“But the challenges are two-fold: firstly, the need to raise awareness among the general public, not only of the airport no-fly zone but of general drone-safety guidelines; and secondly, the enforcement of drone legislation.”
Separately, the Government is preparing to announce a new partnership with high-street photography and video shop, Jessops, to promote awareness about the need to fly drones safely.
To do this the shop will take all its drone customers through the ‘drone code of conduct’ and provide them with a leaflet explaining the new laws.
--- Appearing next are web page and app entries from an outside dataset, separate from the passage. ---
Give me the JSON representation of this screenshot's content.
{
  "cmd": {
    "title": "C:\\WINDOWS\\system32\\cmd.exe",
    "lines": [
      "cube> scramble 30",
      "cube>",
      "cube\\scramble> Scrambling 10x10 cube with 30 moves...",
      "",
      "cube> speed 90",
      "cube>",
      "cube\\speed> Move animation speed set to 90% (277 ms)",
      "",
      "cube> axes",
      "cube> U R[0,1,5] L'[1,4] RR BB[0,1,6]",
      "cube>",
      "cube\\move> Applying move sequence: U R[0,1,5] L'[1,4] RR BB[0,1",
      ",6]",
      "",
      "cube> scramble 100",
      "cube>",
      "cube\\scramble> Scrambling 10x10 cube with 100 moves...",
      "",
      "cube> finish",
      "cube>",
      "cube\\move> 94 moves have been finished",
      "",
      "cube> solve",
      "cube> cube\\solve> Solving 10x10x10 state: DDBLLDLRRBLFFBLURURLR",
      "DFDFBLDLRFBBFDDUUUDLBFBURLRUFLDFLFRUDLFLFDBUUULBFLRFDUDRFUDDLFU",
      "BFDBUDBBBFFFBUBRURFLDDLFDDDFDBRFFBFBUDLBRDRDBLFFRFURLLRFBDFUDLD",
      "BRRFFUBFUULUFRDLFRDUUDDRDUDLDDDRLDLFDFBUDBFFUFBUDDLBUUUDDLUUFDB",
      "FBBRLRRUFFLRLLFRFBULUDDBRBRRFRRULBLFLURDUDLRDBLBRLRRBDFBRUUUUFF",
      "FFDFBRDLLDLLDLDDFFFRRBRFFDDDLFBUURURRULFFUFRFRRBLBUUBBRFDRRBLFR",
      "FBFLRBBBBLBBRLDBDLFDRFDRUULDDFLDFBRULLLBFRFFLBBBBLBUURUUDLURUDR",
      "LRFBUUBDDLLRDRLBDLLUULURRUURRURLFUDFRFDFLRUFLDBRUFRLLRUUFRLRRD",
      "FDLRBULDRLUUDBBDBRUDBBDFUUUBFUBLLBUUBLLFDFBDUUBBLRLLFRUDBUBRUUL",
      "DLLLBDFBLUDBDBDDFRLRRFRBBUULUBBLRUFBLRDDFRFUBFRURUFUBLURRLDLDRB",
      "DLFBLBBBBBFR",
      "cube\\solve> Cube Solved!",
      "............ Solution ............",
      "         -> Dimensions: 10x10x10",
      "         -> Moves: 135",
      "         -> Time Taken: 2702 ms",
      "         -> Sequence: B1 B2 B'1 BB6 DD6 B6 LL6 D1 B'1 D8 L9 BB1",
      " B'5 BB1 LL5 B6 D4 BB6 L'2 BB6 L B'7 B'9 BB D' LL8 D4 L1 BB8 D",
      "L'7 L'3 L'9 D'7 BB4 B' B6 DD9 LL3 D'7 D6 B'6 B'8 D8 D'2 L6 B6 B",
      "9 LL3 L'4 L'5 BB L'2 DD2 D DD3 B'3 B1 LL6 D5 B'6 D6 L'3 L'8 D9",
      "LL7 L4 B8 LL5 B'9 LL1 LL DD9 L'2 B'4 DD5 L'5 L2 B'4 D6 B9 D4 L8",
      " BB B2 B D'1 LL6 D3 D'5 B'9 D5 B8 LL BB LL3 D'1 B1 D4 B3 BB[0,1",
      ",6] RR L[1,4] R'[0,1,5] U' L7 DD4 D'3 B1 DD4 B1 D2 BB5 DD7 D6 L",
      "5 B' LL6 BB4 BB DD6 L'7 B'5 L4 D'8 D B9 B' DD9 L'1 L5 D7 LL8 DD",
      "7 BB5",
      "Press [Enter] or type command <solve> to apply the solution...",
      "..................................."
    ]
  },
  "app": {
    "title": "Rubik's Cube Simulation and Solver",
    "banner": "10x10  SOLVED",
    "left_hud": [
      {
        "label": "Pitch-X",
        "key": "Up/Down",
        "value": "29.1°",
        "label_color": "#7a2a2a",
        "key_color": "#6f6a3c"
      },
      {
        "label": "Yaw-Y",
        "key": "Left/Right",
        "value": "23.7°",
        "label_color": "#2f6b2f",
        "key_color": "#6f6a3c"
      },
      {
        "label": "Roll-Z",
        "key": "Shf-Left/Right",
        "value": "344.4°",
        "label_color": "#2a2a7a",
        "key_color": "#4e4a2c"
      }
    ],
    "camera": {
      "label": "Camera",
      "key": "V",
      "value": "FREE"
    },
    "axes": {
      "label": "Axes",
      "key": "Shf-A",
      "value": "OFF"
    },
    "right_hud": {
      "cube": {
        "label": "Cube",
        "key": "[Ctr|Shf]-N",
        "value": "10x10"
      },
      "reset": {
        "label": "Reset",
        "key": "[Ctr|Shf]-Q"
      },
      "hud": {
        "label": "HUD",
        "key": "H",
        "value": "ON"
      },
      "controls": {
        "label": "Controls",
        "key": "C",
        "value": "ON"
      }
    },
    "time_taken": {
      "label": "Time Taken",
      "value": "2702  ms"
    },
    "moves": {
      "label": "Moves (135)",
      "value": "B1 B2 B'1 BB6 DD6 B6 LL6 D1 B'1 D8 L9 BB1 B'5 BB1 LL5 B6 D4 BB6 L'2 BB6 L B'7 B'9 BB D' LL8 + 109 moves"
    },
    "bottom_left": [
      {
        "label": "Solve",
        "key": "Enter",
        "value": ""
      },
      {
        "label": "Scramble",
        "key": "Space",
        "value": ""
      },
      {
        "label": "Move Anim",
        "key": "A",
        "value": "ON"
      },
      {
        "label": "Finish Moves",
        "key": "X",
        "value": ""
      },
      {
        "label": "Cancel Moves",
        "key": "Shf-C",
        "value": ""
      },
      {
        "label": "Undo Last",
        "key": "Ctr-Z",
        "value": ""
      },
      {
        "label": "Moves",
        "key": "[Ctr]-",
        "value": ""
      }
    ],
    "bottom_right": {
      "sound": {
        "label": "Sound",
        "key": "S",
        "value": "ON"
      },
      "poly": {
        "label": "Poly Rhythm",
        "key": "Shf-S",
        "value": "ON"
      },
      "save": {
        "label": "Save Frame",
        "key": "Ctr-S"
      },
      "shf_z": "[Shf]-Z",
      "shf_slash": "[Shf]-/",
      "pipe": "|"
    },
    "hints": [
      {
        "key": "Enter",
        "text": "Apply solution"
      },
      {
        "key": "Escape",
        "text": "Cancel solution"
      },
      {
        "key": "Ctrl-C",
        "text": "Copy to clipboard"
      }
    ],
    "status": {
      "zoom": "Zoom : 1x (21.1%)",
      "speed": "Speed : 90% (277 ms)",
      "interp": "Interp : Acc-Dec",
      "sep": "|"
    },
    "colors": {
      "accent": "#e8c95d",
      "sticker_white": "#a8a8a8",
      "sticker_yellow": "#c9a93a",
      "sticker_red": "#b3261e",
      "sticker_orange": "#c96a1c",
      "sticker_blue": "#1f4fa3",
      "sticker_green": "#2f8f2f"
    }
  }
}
Online customers will have to read a web page detailing the same information.
Ian Savage, head of learning and development at Jessops, told Sky News: “We have the opportunity to talk to our customers before they purchase, not only about the product but also about the drone code as well and how to fly them safely.
“Along with the pleasure drones bring, comes a responsibility for the user to make sure they are flying them safely and legally.”
In addition to the new legislation, the Home Office is also reviewing the Government’s drone countermeasures following the security incidents. The Government says it is testing new technologies to stop drone pilots from interfering with airport runways and other parts of the UK’s critical national infrastructure.
In the aftermath of the disruption, both Gatwick and Heathrow have invested significantly in their own anti-drone technology, which for safety reasons they cannot reveal.
The previous week, drone maker DJI announced it was going to upgrade its geo-fencing technology to further protect aircraft. The revamped system, GEO 2.0, will change the pattern of the flight exclusion from a circular pattern to a new bow-tie pattern, covering a wider area.
However, DJI does have the option to ‘opt-out of geo-fencing’ but that is only permitted to certain operators, who are tracked by the Chinese company. But the fact this option is available suggests that those with drone knowledge could, in theory, hack the device and disable this safety feature.
Commenting on the effectiveness of the new rules and drone regulation awareness, Martin Sloan, partner at Brodies LLP tells DIGIT: “Malicious drone usage is very difficult to stop. If someone is intent on causing disruption at an airport then it appears that exclusion zones have little effect.
“The other issue is the sanctions. While the Secretary of State for Transport said that the individuals behind the Gatwick attack should face the ‘maximum possible custodial sentence for the damage they have done’, the reality is that the punishment for most offences under the ANO is a fine. Custodial sentences only apply where an individual recklessly or negligently acts in a manner ‘likely’ to endanger an aircraft or person in an aircraft.
“The proposed new stop and search powers under the Drones Bill will give the police the right to request a warrant to access electronic data stored on drones. It’s unclear whether this would be for the purposes of inspecting any logs that track a drone’s flying history or whether it would allow the police to access other content, such as video and photographic images. The latter may prove particularly controversial.
“In the long term, the most effective way to manage malicious use will be through the use of effective geofencing – something that the industry is already working on. But there are thousands of drones out there already that won’t have those controls built in.”
As it stands, it would seem that drone technology and the potential for misuse is developing faster than legislative and regulatory bodies can respond. While there are concerns that stronger regulations could stunt the benefit of drones to the economy, it appears that it is not commercial operators who pose the greatest risk to the public.
Already, licensed commercial operators are held to a much higher standard than hobbyists. This new legislation seems to be targeted at those who chose to flout the law; criminals, irresponsible drone users and those claiming to be ignorant of the regulations.